• WHAT YOU SHOULD DO
Without any omission, reproduce the records that follow.

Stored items
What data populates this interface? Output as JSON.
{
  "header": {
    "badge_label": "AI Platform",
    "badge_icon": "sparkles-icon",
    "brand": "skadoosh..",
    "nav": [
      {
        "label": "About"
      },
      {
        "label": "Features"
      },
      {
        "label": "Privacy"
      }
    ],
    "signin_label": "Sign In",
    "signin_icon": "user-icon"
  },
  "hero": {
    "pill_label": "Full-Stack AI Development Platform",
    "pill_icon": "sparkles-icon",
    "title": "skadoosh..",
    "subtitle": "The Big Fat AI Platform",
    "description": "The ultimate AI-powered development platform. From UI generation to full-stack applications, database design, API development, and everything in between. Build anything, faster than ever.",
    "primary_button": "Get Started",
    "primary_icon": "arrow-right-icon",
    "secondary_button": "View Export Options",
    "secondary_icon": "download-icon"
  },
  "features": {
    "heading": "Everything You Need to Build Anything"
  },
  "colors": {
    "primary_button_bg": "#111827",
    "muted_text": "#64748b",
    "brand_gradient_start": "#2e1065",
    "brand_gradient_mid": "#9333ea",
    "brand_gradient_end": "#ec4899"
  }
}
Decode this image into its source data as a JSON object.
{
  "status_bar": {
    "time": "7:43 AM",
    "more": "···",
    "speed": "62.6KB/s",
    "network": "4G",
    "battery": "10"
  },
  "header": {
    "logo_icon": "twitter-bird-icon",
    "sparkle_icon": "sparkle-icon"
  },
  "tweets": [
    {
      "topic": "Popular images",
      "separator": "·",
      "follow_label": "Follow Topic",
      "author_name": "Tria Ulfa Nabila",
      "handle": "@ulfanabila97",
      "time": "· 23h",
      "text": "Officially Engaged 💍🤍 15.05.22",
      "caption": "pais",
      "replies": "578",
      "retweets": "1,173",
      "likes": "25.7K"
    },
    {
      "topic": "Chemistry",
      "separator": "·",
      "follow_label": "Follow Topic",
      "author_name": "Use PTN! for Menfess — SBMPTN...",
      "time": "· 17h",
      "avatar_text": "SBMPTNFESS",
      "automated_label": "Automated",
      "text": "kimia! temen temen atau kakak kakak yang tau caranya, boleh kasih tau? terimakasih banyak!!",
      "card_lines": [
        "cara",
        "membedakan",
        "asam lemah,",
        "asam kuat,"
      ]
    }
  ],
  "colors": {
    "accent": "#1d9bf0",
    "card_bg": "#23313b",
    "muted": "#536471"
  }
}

• EXERCISE RESPONSE
What data populates this interface? Output as JSON.
{
  "header": {
    "badge_label": "AI Platform",
    "badge_icon": "sparkles-icon",
    "brand": "skadoosh..",
    "nav": [
      {
        "label": "About"
      },
      {
        "label": "Features"
      },
      {
        "label": "Privacy"
      }
    ],
    "signin_label": "Sign In",
    "signin_icon": "user-icon"
  },
  "hero": {
    "pill_label": "Full-Stack AI Development Platform",
    "pill_icon": "sparkles-icon",
    "title": "skadoosh..",
    "subtitle": "The Big Fat AI Platform",
    "description": "The ultimate AI-powered development platform. From UI generation to full-stack applications, database design, API development, and everything in between. Build anything, faster than ever.",
    "primary_button": "Get Started",
    "primary_icon": "arrow-right-icon",
    "secondary_button": "View Export Options",
    "secondary_icon": "download-icon"
  },
  "features": {
    "heading": "Everything You Need to Build Anything"
  },
  "colors": {
    "primary_button_bg": "#111827",
    "muted_text": "#64748b",
    "brand_gradient_start": "#2e1065",
    "brand_gradient_mid": "#9333ea",
    "brand_gradient_end": "#ec4899"
  }
}
Decode this image into its source data as a JSON object.
{
  "status_bar": {
    "time": "7:43 AM",
    "more": "···",
    "speed": "62.6KB/s",
    "network": "4G",
    "battery": "10"
  },
  "header": {
    "logo_icon": "twitter-bird-icon",
    "sparkle_icon": "sparkle-icon"
  },
  "tweets": [
    {
      "topic": "Popular images",
      "separator": "·",
      "follow_label": "Follow Topic",
      "author_name": "Tria Ulfa Nabila",
      "handle": "@ulfanabila97",
      "time": "· 23h",
      "text": "Officially Engaged 💍🤍 15.05.22",
      "caption": "pais",
      "replies": "578",
      "retweets": "1,173",
      "likes": "25.7K"
    },
    {
      "topic": "Chemistry",
      "separator": "·",
      "follow_label": "Follow Topic",
      "author_name": "Use PTN! for Menfess — SBMPTN...",
      "time": "· 17h",
      "avatar_text": "SBMPTNFESS",
      "automated_label": "Automated",
      "text": "kimia! temen temen atau kakak kakak yang tau caranya, boleh kasih tau? terimakasih banyak!!",
      "card_lines": [
        "cara",
        "membedakan",
        "asam lemah,",
        "asam kuat,"
      ]
    }
  ],
  "colors": {
    "accent": "#1d9bf0",
    "card_bg": "#23313b",
    "muted": "#536471"
  }
}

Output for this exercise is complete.